Titled World Flags, the project has created 84 designs so far.
(They hope to eventually deliver the full 200.)
The project’s artists start by researching the meaning and history of each nation’s flag.
They then create a design based on this research.
And, of course, each flag’s colour scheme.
National flags meet Samurai tradition
World Flag’s artists then integrate their findings with Japan’s own Bushido and Samurai traditions.
“Samurais are unique to Japan and we want everyone to get to know traditional Japanese culture,” creator Kamaya Yamamoto has shared in an interview with the BBC.
Australia is no exception.
Australia’s Tokyo Olympics anime warrior is Edward
World Flag’s Australia character is ‘Edward.’
His biography reads as follows:
“Australian. Bold and bold to do anything. The habit is ‘Don’t worry! Friend! (No worries mate!)… It is said to be simple because it wears ancient Japanese armor, but I think it is simple is best. His specialty is the “Outback Slash” with all the power from the upper left. On holidays, it’s soothing to play with dolphins on the beaches of Sydney. It seems that he created the Vegemite Promotion Committee by himself to spread vegemite to the world.”
A ‘chibi’ (short) Edward design
The World Flag project also provides the following details.
Edward’s height is 190cm.
His blood type is B.
The warrior’s hobby of choice is surfing.
His special Skill is ‘Dolphin Ride.’
Edward’s biography suggests his best-loved food Vegemite.
An additional Edward photo
Potential for controversy
Advocates for the rights of Indigenous Australians will no doubt have objections.
Many members of Australia’s Indigenous communities do not acknowledge the sovereignty of Australia’s European colonial flag.
They instead prefer the alternative Australian Aboriginal Flag.
The World Flags project has previously addressed similar controversies.
“I admit,” artist Kamaya Yamamoto has shared with the BBC, “that some of the characters might be a bit stereotypical because they are based on a Japanese perspective of the world.”
“[For example,] we didn’t know that bullfighting is controversial in Spain.
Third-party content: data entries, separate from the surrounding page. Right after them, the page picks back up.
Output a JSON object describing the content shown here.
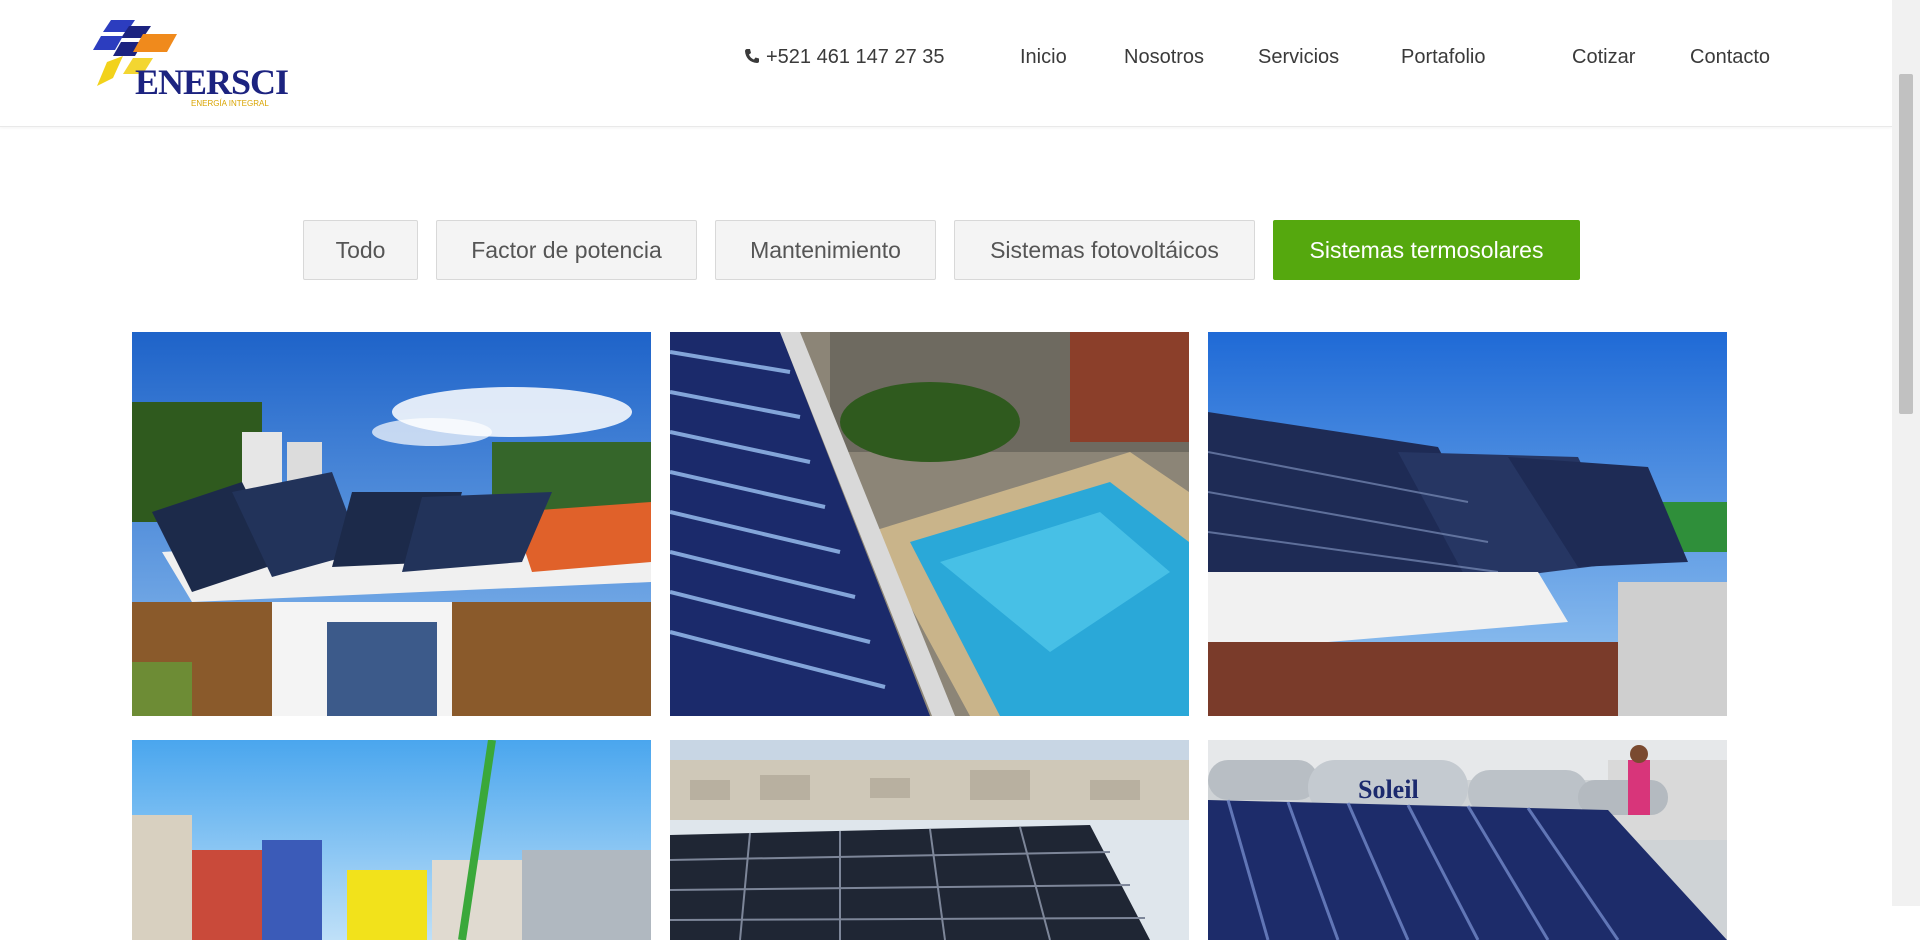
{
  "brand": {
    "name": "ENERSCI",
    "tagline": "ENERGÍA INTEGRAL",
    "colors": {
      "navy": "#1c2380",
      "orange": "#f08a1c",
      "yellow": "#f2d21b",
      "blue": "#2c3dbf"
    }
  },
  "nav": {
    "phone": "+521 461 147 27 35",
    "items": [
      "Inicio",
      "Nosotros",
      "Servicios",
      "Portafolio",
      "Cotizar",
      "Contacto"
    ]
  },
  "filters": {
    "items": [
      "Todo",
      "Factor de potencia",
      "Mantenimiento",
      "Sistemas fotovoltáicos",
      "Sistemas termosolares"
    ],
    "active": "Sistemas termosolares",
    "active_color": "#55a80e"
  },
  "gallery": {
    "tiles": [
      {
        "subject": "rooftop-solar-water-heaters-icon"
      },
      {
        "subject": "solar-tubes-pool-icon"
      },
      {
        "subject": "solar-collector-array-icon"
      },
      {
        "subject": "street-scene-icon"
      },
      {
        "subject": "photovoltaic-panels-icon"
      },
      {
        "subject": "soleil-water-heaters-icon",
        "brand_text": "Soleil"
      }
    ]
  }
}
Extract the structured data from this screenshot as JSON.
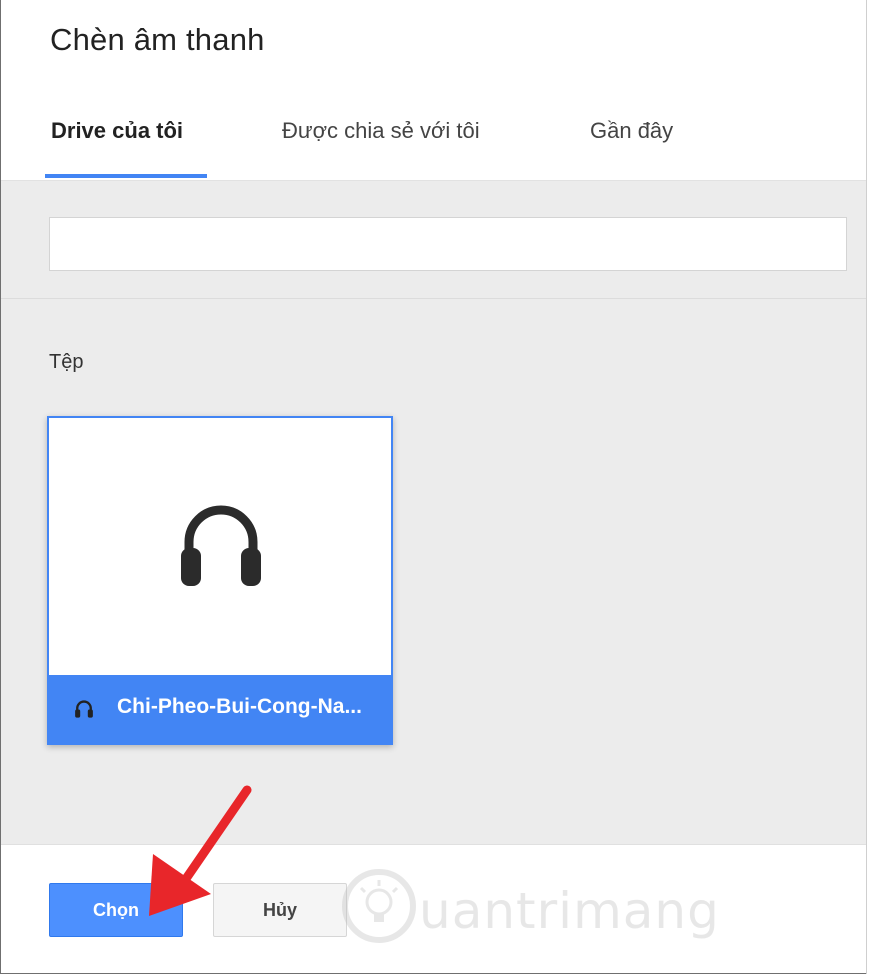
{
  "dialog": {
    "title": "Chèn âm thanh"
  },
  "tabs": [
    {
      "label": "Drive của tôi",
      "active": true
    },
    {
      "label": "Được chia sẻ với tôi",
      "active": false
    },
    {
      "label": "Gần đây",
      "active": false
    }
  ],
  "search": {
    "value": "",
    "placeholder": ""
  },
  "files": {
    "section_label": "Tệp",
    "items": [
      {
        "name": "Chi-Pheo-Bui-Cong-Na...",
        "icon": "headphones-icon",
        "selected": true
      }
    ]
  },
  "footer": {
    "choose_label": "Chọn",
    "cancel_label": "Hủy"
  },
  "watermark": {
    "text": "uantrimang",
    "logo": "Quantrimang"
  },
  "colors": {
    "accent": "#4285f4",
    "primary_button": "#4d90fe",
    "content_bg": "#ececec",
    "annotation_arrow": "#e8262a"
  }
}
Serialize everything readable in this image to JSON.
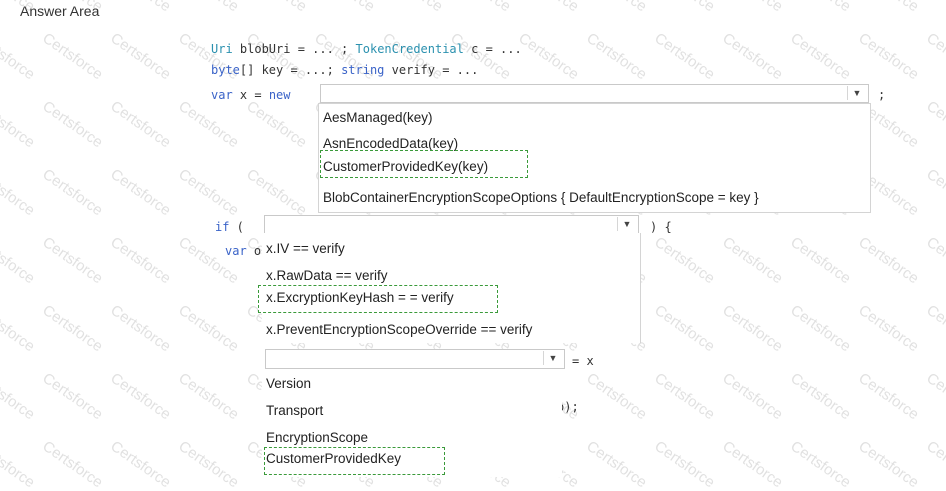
{
  "answer_area_title": "Answer Area",
  "watermark_text": "Certsforce",
  "accent_dashed_color": "#3a9a3a",
  "code": {
    "line1": {
      "t1": "Uri",
      "t2": " blobUri = ... ; ",
      "t3": "TokenCredential",
      "t4": " c = ..."
    },
    "line2": {
      "t1": "byte",
      "t2": "[] key = ...; ",
      "t3": "string",
      "t4": " verify = ..."
    },
    "line3": {
      "t1": "var",
      "t2": " x = ",
      "t3": "new"
    },
    "semicolon": ";",
    "if_kw": "if",
    "if_open": " (",
    "if_close": ") {",
    "var_o_kw": "var",
    "var_o_rest": " o",
    "eq_x": "= x",
    "tail": "o);"
  },
  "dropdown1": {
    "options": [
      "AesManaged(key)",
      "AsnEncodedData(key)",
      "CustomerProvidedKey(key)",
      "BlobContainerEncryptionScopeOptions { DefaultEncryptionScope = key }"
    ]
  },
  "dropdown2": {
    "options": [
      "x.IV == verify",
      "x.RawData == verify",
      "x.ExcryptionKeyHash = = verify",
      "x.PreventEncryptionScopeOverride == verify"
    ]
  },
  "dropdown3": {
    "options": [
      "Version",
      "Transport",
      "EncryptionScope",
      "CustomerProvidedKey"
    ]
  }
}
We received criticism online, so we changed it.”
Other warrior designs have featured multiple characters to reflect differing national subcultures.
World Flags want fans to embrace The Tokyo Olympics
The collective has created the designs free of charge.
Their good-spirited gesture is done in the hope the artworks will help others become excited as they are about the 2021 Tokyo Olympics.
Especially given the fact coronavirus the pandemic has placed heavy restrictions on travel and prevented many spectators from attending.
View the full collection of the World Flag project’s designs here.